Thousands of Indigenous people took to the streets of Washington, D.C. on Friday, January 18, 2019. Native News Online photo by Darren Thompson
Published January 18, 2019
WASHINGTON — Thousands of American Indians, Alaska Natives and other indigenous peoples from various parts of the world marched in the nation’s capital on Friday, January 18, 2019 for the first Indigenous Peoples March.
They came to bring awareness of the missing women and murdered Indigenous women crisis in Indian Country. They came to bring awareness of the ill-effects of oil pipelines running through Indian Country. They came to bring attention to voter oppression in Indian Country.
Organizers said that the march aimed to raise awareness on issues that affect Indigenous peoples through the world, from missing and murdered Indigenous women to mistreatment of Indigenous peoples at the borders, from police brutality to protecting Indigenous lands.
The demonstration—a grassroots effort coordinated by a coalition of numerous independent organizers, tribes, influencers, activists, celebrities and Indigenous leaders comprising the Indigenous Peoples Movement—will began with an opening prayer at 8 a.m. EST at the Department of the Interior Building.
Rally at the U.S. Department of the Interior. Photo by Mark Charles
They came to pray. Photo by Mark Charles
U.S. Rep. Deb Haaland (D-N.M.), tribal citizen of the Laguna Pueblo, speaks to media. Photo by Mark Charles
Paulette Jordan (Coeur d’Alene), last year’s Idaho’s Democratic party gubernatorial candidate.
Sign demonstrates “their borders were not our borders” many indigenous people believe. Photo by Darren Thompson.

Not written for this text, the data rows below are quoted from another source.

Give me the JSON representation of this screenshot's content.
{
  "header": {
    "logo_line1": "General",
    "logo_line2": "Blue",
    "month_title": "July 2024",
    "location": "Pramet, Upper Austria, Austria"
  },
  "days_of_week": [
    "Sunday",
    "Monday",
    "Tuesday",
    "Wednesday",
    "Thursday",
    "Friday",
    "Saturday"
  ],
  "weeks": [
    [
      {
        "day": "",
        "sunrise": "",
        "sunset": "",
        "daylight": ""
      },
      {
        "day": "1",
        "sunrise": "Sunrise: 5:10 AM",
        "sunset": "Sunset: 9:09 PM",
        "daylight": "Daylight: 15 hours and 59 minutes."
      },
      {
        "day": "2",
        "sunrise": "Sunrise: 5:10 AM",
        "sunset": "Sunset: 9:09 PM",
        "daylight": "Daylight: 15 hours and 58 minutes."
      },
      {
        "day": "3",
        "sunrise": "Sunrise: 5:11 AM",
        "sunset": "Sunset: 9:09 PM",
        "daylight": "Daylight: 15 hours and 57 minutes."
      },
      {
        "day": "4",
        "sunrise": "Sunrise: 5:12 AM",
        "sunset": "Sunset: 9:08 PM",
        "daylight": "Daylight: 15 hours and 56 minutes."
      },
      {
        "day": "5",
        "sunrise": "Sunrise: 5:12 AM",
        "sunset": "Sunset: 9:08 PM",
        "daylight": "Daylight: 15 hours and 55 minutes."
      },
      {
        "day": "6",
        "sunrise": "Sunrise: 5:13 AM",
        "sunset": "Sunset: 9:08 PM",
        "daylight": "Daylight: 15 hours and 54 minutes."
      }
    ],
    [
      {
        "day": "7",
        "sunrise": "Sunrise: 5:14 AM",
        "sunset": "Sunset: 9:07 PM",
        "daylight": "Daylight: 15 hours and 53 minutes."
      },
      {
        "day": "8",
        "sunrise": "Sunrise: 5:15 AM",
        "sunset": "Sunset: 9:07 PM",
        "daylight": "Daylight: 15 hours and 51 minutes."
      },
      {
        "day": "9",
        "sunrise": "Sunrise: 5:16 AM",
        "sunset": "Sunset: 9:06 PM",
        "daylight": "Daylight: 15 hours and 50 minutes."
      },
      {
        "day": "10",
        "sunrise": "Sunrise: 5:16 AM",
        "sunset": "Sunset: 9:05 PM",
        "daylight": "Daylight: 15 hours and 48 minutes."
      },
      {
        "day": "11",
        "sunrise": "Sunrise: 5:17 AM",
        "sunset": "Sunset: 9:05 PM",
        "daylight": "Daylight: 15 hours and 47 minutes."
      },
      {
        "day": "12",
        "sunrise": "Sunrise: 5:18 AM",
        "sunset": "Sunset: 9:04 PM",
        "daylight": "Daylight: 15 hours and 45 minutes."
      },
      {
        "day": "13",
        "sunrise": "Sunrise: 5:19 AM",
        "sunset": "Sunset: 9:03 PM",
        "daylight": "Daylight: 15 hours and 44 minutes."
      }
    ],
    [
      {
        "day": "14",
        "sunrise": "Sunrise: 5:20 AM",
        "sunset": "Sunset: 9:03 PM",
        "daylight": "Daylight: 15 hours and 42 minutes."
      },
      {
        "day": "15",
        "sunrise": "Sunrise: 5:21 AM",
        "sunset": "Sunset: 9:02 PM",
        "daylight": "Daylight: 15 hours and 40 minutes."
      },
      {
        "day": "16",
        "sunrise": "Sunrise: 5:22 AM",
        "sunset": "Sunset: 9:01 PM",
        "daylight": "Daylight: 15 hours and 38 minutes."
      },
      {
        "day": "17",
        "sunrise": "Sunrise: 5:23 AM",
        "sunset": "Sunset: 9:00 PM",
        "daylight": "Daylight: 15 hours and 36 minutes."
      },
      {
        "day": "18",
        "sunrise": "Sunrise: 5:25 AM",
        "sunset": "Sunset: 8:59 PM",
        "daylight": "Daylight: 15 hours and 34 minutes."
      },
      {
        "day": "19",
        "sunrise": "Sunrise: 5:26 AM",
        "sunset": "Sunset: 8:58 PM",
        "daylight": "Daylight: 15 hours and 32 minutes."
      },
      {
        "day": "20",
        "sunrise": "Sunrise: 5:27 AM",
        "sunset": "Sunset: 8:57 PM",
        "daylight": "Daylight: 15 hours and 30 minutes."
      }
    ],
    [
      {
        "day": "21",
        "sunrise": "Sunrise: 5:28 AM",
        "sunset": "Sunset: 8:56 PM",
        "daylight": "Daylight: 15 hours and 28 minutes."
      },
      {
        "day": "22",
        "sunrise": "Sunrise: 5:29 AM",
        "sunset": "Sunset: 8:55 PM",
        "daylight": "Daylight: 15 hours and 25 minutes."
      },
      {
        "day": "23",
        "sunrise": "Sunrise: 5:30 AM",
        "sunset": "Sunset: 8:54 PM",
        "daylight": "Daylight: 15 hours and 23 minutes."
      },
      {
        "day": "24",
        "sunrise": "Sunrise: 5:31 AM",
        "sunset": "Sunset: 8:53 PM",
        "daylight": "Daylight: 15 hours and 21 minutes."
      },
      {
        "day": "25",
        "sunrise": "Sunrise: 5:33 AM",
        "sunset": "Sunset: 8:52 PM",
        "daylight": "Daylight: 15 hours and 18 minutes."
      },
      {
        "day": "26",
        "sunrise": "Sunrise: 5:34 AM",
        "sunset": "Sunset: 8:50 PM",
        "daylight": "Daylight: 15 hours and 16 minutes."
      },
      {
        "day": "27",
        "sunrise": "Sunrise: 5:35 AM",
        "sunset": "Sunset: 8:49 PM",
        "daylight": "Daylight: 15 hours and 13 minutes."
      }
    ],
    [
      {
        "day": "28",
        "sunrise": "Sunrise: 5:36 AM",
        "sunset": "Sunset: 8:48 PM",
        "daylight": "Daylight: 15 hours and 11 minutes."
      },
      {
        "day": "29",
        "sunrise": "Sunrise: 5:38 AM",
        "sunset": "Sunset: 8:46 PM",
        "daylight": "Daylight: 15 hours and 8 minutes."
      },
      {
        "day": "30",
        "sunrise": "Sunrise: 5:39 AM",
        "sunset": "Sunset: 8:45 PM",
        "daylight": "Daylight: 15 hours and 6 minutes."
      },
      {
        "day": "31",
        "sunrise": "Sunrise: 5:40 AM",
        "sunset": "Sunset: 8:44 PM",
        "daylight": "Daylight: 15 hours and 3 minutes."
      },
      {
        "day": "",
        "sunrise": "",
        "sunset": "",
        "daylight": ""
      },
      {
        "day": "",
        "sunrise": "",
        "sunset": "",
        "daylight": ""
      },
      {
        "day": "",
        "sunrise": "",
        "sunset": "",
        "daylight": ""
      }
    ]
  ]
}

“Water is Life” is a theme of the Indigenous movement. Photo by Darren Thompson
Mark Charles and Darren Thompson reported from Washington, D.C.